Messier 104 is moving away from us at the speed of more than 1,000 kilometres per second. The galaxy’s recession speed was first measured in 1912. At the time, it was the largest redshift ever measured and one of the first indicators that the Universe was expanding.
The galaxy’s nucleus is classified as a low ionization nuclear emission region (LINER), and an unlikely site for any significant star forming activity.
The Sombrero Galaxy is believed to belong to a group of galaxies that include NGC 4504, NGC 4487, NGC 4802, UGCA 289, and possibly several other galaxies.
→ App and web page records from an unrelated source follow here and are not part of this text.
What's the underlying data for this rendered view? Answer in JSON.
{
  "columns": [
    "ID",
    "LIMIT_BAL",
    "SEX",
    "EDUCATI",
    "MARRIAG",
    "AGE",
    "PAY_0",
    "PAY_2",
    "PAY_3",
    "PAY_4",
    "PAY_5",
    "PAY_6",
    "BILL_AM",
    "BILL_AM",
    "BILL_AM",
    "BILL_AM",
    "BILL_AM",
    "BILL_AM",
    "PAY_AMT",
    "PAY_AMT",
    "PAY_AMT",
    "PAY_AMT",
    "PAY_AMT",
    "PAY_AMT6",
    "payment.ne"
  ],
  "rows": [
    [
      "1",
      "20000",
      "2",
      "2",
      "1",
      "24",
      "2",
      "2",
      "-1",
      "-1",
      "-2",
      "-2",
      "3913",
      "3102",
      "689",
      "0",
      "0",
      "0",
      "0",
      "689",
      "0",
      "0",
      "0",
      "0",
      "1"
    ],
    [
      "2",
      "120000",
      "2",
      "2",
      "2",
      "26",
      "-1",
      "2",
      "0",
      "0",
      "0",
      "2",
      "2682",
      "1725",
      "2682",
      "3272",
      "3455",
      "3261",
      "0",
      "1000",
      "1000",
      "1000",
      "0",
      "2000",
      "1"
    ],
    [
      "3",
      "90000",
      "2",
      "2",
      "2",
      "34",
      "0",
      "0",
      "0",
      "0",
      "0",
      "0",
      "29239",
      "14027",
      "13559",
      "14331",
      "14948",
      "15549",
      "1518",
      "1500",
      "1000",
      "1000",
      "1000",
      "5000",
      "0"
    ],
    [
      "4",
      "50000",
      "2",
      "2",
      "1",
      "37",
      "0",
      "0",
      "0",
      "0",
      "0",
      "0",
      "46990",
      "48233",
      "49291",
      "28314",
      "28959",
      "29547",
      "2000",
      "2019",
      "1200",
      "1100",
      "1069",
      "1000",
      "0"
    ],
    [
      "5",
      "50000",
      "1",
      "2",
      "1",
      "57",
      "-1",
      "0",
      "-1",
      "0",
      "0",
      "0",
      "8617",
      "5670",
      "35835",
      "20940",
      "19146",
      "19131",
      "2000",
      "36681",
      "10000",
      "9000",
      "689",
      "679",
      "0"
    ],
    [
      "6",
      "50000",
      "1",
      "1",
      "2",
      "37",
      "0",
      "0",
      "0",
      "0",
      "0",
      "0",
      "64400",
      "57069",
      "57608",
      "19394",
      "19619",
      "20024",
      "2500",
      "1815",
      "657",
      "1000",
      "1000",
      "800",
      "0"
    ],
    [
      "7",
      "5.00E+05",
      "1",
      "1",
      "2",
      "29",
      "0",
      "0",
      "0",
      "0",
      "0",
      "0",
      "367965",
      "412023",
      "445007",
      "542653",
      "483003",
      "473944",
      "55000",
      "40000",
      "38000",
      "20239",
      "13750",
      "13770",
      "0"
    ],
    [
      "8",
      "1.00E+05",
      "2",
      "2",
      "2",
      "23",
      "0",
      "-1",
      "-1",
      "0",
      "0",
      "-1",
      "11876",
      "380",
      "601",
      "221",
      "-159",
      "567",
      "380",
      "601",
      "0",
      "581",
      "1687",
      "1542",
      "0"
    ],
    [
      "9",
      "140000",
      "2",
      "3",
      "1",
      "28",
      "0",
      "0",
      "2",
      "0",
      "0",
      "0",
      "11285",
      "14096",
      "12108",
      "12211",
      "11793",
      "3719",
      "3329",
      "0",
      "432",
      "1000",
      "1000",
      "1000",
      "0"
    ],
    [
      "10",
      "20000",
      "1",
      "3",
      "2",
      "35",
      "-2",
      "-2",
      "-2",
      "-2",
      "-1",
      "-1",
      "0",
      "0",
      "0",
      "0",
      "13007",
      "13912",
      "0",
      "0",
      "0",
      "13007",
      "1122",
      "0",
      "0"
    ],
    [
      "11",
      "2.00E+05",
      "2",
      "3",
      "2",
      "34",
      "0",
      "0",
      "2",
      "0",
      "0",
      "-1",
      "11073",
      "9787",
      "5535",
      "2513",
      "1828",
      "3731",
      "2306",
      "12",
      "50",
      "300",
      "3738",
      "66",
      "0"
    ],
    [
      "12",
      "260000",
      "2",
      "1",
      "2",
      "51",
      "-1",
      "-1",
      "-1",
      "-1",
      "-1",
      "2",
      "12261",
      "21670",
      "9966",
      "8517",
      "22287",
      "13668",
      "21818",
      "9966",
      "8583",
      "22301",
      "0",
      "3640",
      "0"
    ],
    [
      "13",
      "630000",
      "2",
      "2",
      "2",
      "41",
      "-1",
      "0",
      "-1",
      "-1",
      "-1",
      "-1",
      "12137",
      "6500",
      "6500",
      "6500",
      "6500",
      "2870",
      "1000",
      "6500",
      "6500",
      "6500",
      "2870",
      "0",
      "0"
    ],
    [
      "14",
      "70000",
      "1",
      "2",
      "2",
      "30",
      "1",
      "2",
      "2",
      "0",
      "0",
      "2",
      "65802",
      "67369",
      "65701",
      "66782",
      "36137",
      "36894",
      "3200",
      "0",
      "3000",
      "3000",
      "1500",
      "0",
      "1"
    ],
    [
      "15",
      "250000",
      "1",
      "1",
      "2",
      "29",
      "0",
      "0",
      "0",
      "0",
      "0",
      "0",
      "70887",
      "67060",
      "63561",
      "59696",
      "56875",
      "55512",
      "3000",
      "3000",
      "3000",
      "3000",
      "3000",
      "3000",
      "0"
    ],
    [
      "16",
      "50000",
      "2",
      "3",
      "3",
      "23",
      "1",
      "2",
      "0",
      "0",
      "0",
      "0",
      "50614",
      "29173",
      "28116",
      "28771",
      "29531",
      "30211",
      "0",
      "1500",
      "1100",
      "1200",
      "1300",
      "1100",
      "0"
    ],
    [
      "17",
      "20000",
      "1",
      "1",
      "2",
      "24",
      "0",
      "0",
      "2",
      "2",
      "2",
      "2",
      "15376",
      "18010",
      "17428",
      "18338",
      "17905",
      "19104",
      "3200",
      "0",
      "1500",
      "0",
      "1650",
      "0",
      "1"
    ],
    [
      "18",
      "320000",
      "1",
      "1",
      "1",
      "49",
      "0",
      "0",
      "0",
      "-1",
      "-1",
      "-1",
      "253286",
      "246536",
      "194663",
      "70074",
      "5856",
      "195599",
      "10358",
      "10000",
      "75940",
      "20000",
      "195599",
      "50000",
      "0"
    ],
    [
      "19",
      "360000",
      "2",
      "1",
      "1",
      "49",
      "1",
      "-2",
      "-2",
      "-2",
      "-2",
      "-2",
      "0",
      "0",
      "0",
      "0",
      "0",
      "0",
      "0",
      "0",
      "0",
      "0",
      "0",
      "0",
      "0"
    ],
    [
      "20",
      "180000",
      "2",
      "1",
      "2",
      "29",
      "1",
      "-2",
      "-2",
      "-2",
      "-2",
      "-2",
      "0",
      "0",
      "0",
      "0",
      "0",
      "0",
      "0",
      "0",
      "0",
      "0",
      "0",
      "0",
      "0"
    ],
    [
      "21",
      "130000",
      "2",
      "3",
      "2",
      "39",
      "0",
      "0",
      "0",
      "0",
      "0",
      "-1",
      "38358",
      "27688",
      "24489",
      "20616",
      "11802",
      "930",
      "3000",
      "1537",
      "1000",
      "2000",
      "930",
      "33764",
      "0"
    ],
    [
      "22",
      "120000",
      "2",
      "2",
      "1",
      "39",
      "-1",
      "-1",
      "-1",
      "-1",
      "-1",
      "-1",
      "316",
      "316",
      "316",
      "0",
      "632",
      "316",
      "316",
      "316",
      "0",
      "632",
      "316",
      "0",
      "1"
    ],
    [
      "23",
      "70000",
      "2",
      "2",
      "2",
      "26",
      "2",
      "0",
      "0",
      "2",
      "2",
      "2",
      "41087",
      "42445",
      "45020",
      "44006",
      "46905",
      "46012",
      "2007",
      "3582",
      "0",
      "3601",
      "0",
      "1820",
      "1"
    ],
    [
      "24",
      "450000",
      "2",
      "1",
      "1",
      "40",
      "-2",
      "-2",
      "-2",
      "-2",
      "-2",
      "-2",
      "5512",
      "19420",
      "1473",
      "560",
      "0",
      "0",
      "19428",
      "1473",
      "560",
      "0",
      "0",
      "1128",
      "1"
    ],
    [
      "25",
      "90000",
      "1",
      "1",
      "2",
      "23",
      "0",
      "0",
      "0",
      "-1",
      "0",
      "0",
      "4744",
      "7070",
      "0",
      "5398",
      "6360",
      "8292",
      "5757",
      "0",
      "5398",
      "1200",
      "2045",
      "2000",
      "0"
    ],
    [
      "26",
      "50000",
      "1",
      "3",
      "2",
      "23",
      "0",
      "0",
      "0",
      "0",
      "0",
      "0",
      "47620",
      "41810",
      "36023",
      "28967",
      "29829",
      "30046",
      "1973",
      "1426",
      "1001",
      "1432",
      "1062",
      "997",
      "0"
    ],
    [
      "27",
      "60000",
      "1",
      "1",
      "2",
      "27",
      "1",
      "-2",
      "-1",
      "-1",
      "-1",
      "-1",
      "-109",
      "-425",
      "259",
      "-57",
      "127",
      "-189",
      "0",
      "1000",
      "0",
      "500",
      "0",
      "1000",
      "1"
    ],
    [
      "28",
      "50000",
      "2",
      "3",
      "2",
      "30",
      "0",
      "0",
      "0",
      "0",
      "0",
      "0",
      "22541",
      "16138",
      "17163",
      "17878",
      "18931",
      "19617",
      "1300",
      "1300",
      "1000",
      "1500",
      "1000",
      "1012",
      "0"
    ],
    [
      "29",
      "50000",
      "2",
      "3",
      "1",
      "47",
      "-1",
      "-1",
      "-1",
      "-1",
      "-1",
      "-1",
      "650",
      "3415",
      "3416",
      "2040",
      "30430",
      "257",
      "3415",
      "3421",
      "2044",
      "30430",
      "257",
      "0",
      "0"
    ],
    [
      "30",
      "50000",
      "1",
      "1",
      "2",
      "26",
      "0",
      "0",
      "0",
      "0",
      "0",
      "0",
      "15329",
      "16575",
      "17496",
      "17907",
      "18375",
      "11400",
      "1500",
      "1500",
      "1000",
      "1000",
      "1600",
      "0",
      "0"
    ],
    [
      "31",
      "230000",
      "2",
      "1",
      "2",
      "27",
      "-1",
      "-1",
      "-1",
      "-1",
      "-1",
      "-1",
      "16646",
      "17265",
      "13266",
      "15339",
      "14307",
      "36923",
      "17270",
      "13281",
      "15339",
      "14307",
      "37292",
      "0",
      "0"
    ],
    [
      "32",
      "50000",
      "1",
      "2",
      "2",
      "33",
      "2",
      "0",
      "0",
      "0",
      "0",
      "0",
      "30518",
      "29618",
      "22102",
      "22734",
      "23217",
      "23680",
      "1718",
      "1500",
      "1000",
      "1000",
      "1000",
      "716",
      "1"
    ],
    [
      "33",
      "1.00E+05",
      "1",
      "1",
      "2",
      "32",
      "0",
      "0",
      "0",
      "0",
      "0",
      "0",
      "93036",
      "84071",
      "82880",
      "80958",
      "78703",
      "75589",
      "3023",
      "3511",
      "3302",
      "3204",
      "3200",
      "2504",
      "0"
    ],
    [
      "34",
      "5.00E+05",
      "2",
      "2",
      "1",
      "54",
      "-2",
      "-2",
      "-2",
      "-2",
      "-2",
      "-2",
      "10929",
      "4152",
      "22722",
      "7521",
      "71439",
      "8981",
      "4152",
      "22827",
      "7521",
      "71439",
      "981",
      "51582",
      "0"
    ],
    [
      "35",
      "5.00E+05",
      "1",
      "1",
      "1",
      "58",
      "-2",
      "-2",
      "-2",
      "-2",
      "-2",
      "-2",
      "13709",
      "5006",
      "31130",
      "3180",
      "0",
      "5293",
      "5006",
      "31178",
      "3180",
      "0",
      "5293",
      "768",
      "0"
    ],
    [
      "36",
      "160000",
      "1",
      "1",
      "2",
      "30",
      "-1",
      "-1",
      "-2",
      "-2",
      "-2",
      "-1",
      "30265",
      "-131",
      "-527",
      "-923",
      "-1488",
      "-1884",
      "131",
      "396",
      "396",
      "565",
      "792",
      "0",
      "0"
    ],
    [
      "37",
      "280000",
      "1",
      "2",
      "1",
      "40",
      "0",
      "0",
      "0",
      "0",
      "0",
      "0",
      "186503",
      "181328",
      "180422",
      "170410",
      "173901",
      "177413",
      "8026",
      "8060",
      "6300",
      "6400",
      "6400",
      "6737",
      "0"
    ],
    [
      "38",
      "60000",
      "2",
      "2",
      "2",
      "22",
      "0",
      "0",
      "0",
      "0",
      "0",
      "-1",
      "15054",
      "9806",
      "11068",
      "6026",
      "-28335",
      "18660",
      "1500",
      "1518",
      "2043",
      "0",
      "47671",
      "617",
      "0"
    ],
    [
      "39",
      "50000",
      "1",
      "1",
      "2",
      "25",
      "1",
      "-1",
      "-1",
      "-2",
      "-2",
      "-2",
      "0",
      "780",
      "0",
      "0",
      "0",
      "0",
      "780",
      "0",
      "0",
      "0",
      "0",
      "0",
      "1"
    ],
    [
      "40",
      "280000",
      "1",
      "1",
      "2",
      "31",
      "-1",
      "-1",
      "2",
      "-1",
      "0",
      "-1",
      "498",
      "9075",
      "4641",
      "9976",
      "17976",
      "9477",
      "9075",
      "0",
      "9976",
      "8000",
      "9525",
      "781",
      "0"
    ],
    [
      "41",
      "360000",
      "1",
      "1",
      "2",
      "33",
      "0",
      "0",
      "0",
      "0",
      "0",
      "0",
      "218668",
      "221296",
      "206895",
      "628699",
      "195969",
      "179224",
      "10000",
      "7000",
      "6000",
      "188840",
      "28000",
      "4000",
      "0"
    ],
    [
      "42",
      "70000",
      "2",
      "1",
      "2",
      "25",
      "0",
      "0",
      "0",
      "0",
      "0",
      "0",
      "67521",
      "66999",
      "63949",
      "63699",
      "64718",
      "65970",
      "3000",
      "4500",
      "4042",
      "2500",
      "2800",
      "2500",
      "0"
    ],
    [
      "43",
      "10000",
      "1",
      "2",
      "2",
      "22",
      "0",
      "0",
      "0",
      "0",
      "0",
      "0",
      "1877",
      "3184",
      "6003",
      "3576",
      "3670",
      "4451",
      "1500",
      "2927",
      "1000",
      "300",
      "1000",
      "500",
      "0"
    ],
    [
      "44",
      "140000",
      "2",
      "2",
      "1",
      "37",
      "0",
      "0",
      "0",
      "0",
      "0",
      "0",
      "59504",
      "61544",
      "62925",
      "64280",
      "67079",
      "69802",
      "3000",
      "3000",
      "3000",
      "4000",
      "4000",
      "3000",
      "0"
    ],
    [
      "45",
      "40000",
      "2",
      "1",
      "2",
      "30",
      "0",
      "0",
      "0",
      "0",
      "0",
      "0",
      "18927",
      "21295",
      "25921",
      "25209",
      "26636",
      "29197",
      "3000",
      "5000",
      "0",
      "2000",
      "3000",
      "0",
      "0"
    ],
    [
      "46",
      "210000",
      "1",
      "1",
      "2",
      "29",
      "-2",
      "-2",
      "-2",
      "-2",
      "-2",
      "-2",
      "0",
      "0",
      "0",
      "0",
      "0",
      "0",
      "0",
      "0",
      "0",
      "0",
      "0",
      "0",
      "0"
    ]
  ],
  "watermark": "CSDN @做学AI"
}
The supermassive black hole at the heart of the Sombrero Galaxy is one of the most massive black holes detected in galaxies near the Milky Way. It is believed to have a mass of at least a billion suns. This would make it about 250 times larger than the black hole in the centre of our galaxy, the Milky Way.
The supermassive black hole at the centre of Messier 104 was discovered by a team led by John Kormendy in the 1990s. They used information obtained from the Hubble Space Telescope and the Canada France Hawaii Telescope to demonstrate that the stars near the galaxy’s centre could not maintain their speed of revolution unless the centre contained a mass equal to that of a billion suns.
LOCATION AND SIZE
The Sombrero Galaxy is located in Virgo constellation, at the southern edge of the Virgo Cluster, approximately 29.3 million light years from Earth. It is about 50,000-60,000 light years across, which makes it slightly smaller than the Milky Way Galaxy.
The galaxy can be found 11.5 degrees to the west of the bright star Spica and 5.5 degrees to the northeast of Eta Corvi in Corvus constellation. It lies near the border between Virgo and Corvus.
Spica can be easily located in the sky by following the arc of the Big Dipper‘s handle. The line leads first to Arcturus in Boötes constellation, the fourth brightest star in the sky, and then to Spica, the brightest star in Virgo and the 15th brightest star in the night sky.
Sombrero Galaxy – Messier 104 (NGC 4594)
Distance: 29.3 ± 1.6 million light years (8,600 kiloparsecs)
Coordinates: 12h39m59.4s (right ascension), -11°37’23” (declination)
Visual magnitude: 8.98
Apparent dimensions: 8′.7×3′x5
Redshift: 0.003416 ± 0.000017
Designations: Messier 104 (M104), NGC 4594, PGC 42407, UGC 293, GC 3132